**Collection entries**:
· · · · · · ·
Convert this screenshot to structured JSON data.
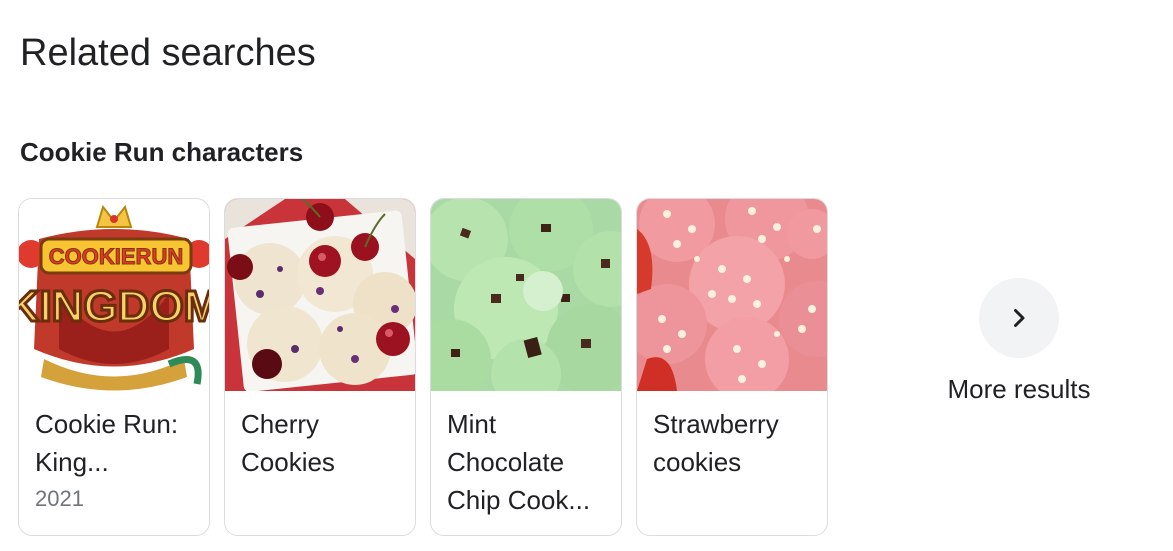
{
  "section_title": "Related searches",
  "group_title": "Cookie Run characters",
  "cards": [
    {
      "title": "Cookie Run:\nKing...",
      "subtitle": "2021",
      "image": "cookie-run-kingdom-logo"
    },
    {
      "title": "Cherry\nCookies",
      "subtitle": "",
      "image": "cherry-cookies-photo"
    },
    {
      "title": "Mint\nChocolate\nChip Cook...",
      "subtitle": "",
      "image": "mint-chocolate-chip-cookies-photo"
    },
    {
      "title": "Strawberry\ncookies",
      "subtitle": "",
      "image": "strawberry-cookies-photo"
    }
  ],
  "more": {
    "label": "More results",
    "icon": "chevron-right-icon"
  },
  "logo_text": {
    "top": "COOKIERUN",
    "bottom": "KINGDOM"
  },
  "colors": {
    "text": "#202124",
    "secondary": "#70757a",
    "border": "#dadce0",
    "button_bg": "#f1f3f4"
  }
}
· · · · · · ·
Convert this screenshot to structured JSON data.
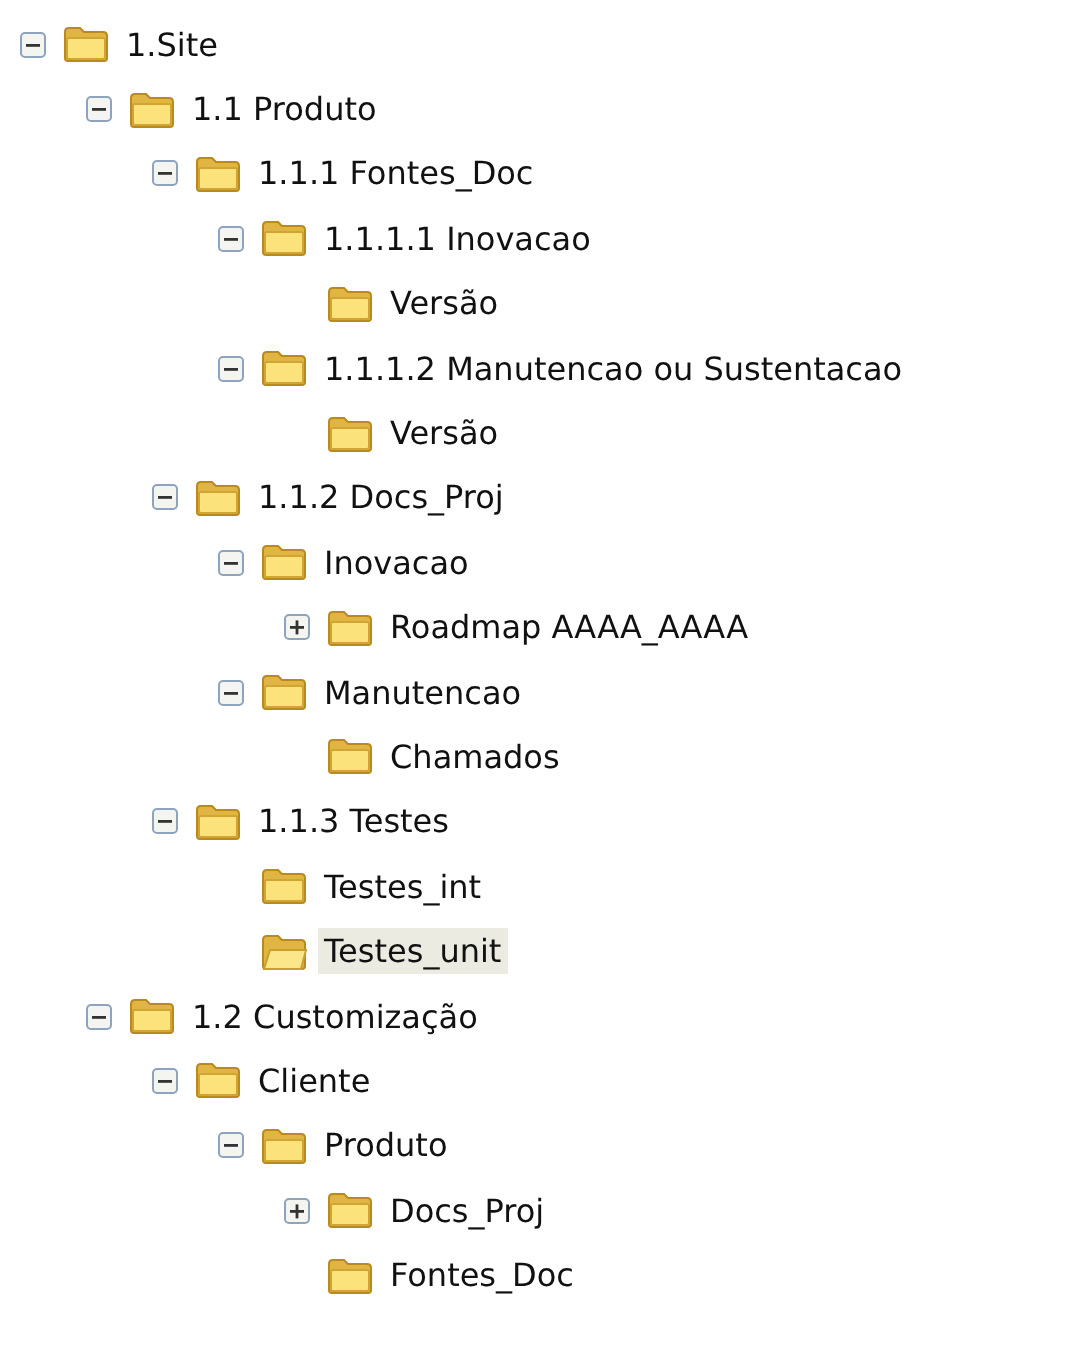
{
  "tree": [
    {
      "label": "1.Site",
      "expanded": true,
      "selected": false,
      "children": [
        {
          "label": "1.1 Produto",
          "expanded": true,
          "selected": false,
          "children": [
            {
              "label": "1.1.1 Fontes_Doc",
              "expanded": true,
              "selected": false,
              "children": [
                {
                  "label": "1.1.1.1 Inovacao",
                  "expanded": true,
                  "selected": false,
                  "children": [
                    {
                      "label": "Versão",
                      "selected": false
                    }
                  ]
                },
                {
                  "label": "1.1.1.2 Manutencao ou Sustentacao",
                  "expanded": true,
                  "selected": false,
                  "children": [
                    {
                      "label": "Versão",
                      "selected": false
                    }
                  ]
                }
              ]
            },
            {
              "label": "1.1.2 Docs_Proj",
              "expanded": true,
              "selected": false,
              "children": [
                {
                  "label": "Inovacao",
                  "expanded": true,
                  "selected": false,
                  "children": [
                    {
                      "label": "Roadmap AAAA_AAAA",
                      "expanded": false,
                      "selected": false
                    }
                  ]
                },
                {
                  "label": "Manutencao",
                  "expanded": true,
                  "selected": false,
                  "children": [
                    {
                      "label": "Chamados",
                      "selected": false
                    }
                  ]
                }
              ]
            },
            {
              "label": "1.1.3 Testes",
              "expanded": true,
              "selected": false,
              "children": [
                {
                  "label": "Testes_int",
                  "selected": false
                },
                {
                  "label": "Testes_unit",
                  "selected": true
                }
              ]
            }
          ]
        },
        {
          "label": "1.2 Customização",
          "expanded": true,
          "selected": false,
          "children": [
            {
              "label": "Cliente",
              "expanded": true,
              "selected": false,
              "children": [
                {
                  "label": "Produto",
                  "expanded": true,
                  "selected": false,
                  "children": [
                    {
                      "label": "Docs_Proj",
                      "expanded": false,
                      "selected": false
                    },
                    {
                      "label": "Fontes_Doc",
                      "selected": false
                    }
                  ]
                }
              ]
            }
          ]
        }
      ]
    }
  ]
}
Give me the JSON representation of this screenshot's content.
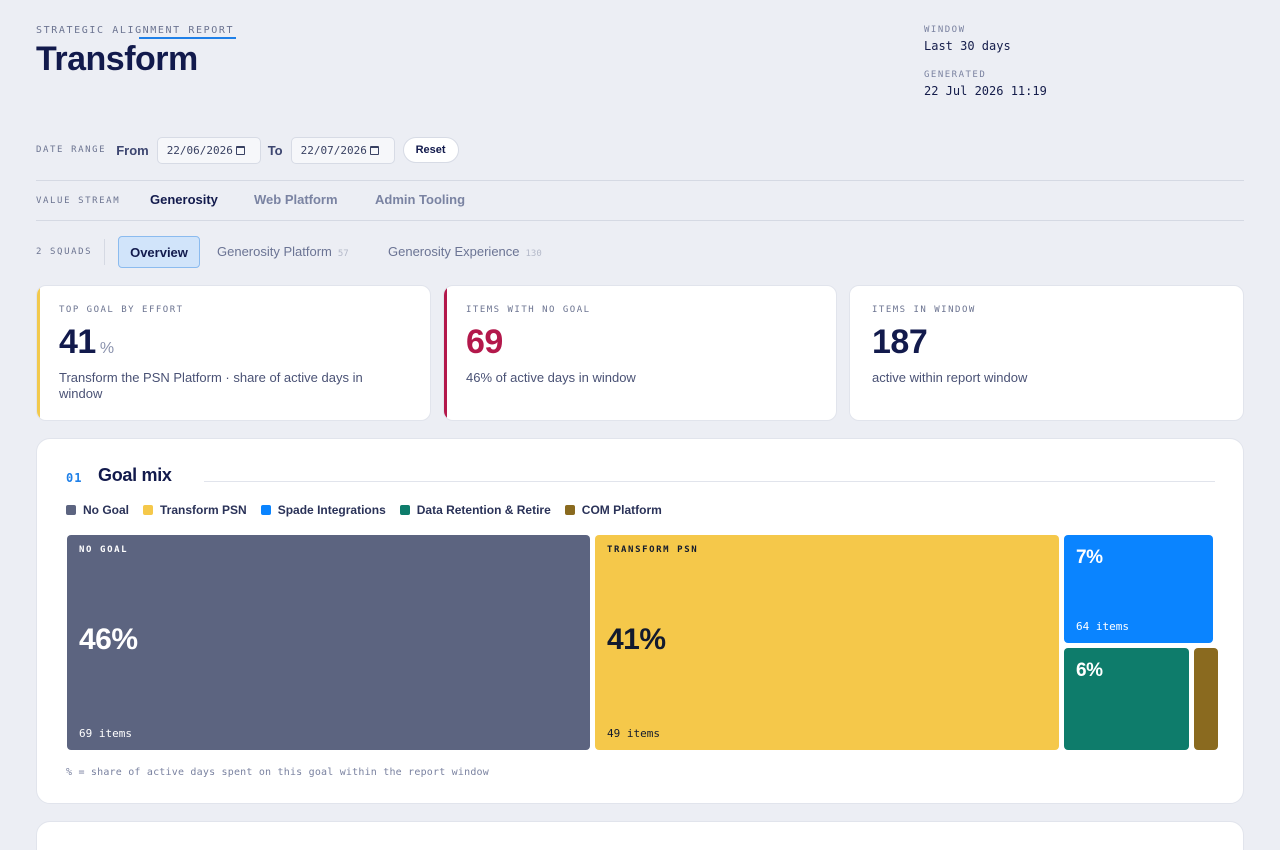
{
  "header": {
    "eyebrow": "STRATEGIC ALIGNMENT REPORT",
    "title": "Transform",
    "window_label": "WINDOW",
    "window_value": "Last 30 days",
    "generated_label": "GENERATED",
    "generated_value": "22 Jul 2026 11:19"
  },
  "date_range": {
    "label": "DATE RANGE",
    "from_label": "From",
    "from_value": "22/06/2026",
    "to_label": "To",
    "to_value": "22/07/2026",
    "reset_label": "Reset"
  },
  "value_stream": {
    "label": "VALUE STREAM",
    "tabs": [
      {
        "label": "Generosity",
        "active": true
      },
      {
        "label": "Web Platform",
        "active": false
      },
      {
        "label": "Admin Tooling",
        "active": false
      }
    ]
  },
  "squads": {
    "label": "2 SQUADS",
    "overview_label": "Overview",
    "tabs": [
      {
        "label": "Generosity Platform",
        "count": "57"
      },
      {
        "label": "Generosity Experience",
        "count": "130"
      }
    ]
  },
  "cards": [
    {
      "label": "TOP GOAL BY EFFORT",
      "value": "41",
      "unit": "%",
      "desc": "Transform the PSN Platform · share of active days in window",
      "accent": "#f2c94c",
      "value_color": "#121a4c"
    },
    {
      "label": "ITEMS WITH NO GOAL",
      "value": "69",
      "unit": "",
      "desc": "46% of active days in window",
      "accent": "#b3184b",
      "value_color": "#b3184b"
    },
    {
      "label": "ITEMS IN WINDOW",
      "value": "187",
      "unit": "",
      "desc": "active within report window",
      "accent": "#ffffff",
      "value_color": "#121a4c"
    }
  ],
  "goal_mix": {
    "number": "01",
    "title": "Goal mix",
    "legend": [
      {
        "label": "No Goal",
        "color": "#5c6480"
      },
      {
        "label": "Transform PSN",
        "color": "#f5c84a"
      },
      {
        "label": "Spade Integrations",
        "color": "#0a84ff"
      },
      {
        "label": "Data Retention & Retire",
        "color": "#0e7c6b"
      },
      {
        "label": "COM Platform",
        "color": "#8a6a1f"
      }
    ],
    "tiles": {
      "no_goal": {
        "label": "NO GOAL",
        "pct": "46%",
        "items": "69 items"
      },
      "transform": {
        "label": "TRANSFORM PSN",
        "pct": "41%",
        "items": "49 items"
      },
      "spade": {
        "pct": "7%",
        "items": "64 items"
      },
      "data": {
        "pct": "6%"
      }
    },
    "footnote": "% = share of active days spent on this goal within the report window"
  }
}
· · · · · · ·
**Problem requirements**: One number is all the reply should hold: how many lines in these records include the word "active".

**Worked solution**: 7